many smaller papers in smaller cities because if one wanted to work
for a newspaper, one had to go where the work was. And David loved
As computers took over the newspaper business, reporters still wrote
but often it was some new software that “edited” their copy,
checking for spelling and grammatical mistakes but not always with
accuracy. At some papers not yet fully transitioned to computers,
human editors were still needed. More and more, however, as the
software continued to improve, editors in cities, towns and villages
grew fewer in number. And mistakes in newspapers became greater in
David is now retired and living on a small farm, “far from the madding
crowd,” as the title of a novel by Thomas Hardy once put it. He was
surprised, then, when he received an email from a publisher whose
books he had arranged reviews for over the years at different papers.
Once again, the publisher was seeking publicity for a new book. This
time, he wanted to know if David could get in touch with some of his
old friends at that Pulitzer Prize-winning paper to see if someone
would review his book and generate some potentially profitable
publicity. As with newspapers, book publishers, those still in the
business, exist to make a profit.
David thought about how long ago he had worked at that paper and he

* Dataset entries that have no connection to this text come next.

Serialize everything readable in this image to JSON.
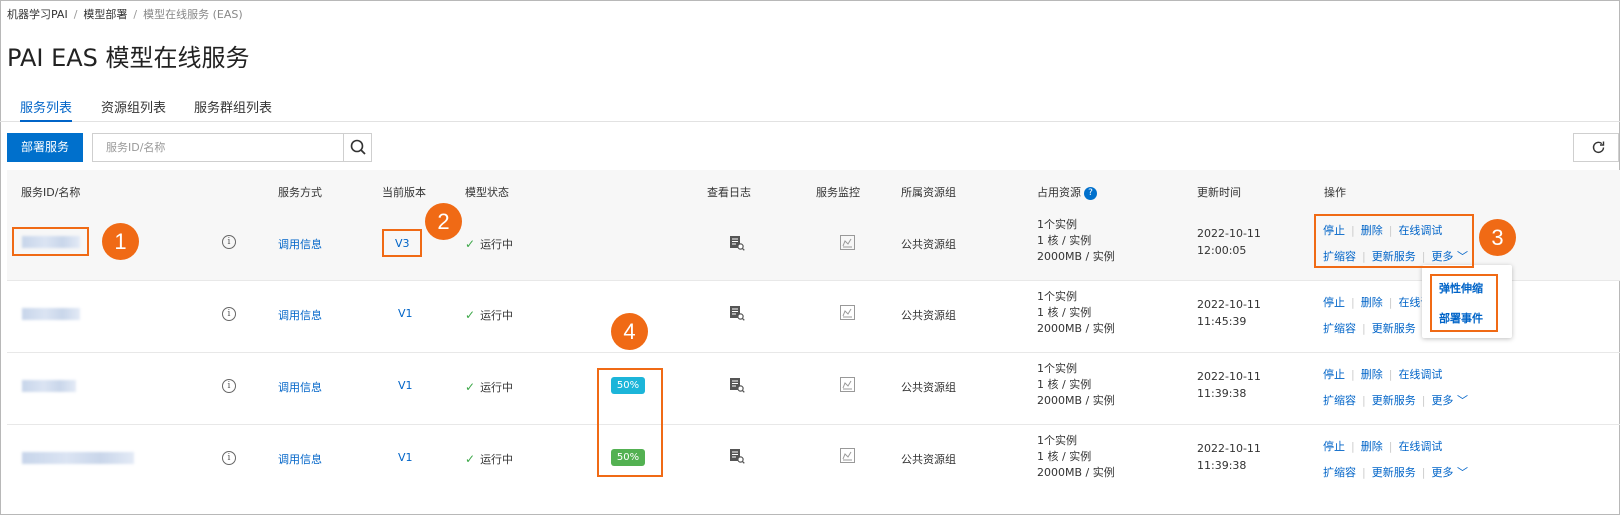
{
  "breadcrumb": {
    "items": [
      "机器学习PAI",
      "模型部署",
      "模型在线服务 (EAS)"
    ],
    "separator": "/"
  },
  "page_title": "PAI EAS 模型在线服务",
  "tabs": [
    {
      "label": "服务列表",
      "active": true
    },
    {
      "label": "资源组列表",
      "active": false
    },
    {
      "label": "服务群组列表",
      "active": false
    }
  ],
  "toolbar": {
    "deploy_label": "部署服务",
    "search_placeholder": "服务ID/名称",
    "search_icon": "search-icon",
    "refresh_icon": "refresh-icon"
  },
  "table": {
    "columns": [
      "服务ID/名称",
      "服务方式",
      "当前版本",
      "模型状态",
      "查看日志",
      "服务监控",
      "所属资源组",
      "占用资源",
      "更新时间",
      "操作"
    ],
    "rows": [
      {
        "invoke": "调用信息",
        "version": "V3",
        "status": "运行中",
        "group": "公共资源组",
        "res": [
          "1个实例",
          "1 核 / 实例",
          "2000MB / 实例"
        ],
        "date": "2022-10-11",
        "time": "12:00:05"
      },
      {
        "invoke": "调用信息",
        "version": "V1",
        "status": "运行中",
        "group": "公共资源组",
        "res": [
          "1个实例",
          "1 核 / 实例",
          "2000MB / 实例"
        ],
        "date": "2022-10-11",
        "time": "11:45:39"
      },
      {
        "invoke": "调用信息",
        "version": "V1",
        "status": "运行中",
        "badge": "50%",
        "badge_color": "#1cb5d9",
        "group": "公共资源组",
        "res": [
          "1个实例",
          "1 核 / 实例",
          "2000MB / 实例"
        ],
        "date": "2022-10-11",
        "time": "11:39:38"
      },
      {
        "invoke": "调用信息",
        "version": "V1",
        "status": "运行中",
        "badge": "50%",
        "badge_color": "#53b152",
        "group": "公共资源组",
        "res": [
          "1个实例",
          "1 核 / 实例",
          "2000MB / 实例"
        ],
        "date": "2022-10-11",
        "time": "11:39:38"
      }
    ],
    "ops": {
      "stop": "停止",
      "delete": "删除",
      "debug": "在线调试",
      "scale": "扩缩容",
      "update": "更新服务",
      "more": "更多"
    }
  },
  "more_menu": [
    "弹性伸缩",
    "部署事件"
  ],
  "markers": [
    "1",
    "2",
    "3",
    "4"
  ],
  "colors": {
    "accent": "#0064c8",
    "annotation": "#f06a15",
    "status_ok": "#3ea84a"
  }
}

wondered about the people he knew there. He hadn’t heard from any of
them in years. So he turned to the Internet to see if he could find
some of them. What he found made his response to the book publisher
easy to write in some respects but not so easy in others.
“Mark, I’m afraid the book editor I worked with at that paper has
been dead for years. In fact, an Internet search indicates the movie
critic, television critic, features editor and Sunday magazine editor
are dead as well.
“The editor-in-chief, however, is still alive. I made a few phone
calls and found that he is on a respirator in a nursing home in New
York and will move into hospice soon. He always hired the best young
people he could find and then worked them to death until they left for
a better or lesser position. He was a brilliant editor but a miserable
human being. Still, I’m sorry to see him go.
“I thought maybe the paper’s gossip columnist could help but
he’s passed away too. He was hit by a truck while crossing an
intersection. It’s true he ruined many a reputation and was mourned
by few. There was no funeral according to the news item I found. His
wife had him cremated. But he’s still thought of by many as the best
gossip columnist ever to work that vile beat.
“Everyone else on that paper, I suspect, is dead as well or at best
retired. Except for me out here in the country and the editor-in-chief
on the respirator, I don’t know of another survivor from that staff.
It’s still amazing how many Pulitzers they won.
“For some reason, I’m still in pretty good health, free of stents
and joint replacements, perhaps because I quit drinking and smoking in
1959. That was the day I married a woman who bore five children in a
little more than six years. She’s dead now too. She had a stroke in
the kitchen making waffles two days into her retirement. She never got
up. I saw her arm move on the floor but she was dead by the time the
paramedics arrived. It’s just me in this big farmhouse now but I’m
pretty good with a microwave. How did we live without microwaves in
the old days, another miracle of technology?
“Although I’d love to help with the book, you can see I’m not
currently in the swim of things at any paper. And as you know, it’s
not a good time for newspapers. Many of them have died and others are
on a respirator. People get their news on the Internet now or on
television although some folks buy a paper just to read the funnies,
obits and sports scores.
“If anyone I worked with back then is still in that newsroom, I’m
afraid it’s because co-workers haven’t caught the stench yet or
found the dust.
“I wish you the best with the book. In the attachment you sent, I can
see that it underscores the role euthanasia now plays in end-of-life
care. In the newspaper industry, there’s no need for euthanasia.
Papers are dying regularly as a result of technology while the lives
of people are sometimes saved by it. Even though I subscribe to the
one newspaper still published in our area, I go online first thing in
the morning to check the obituaries and sports scores. But I never did
read the funnies.”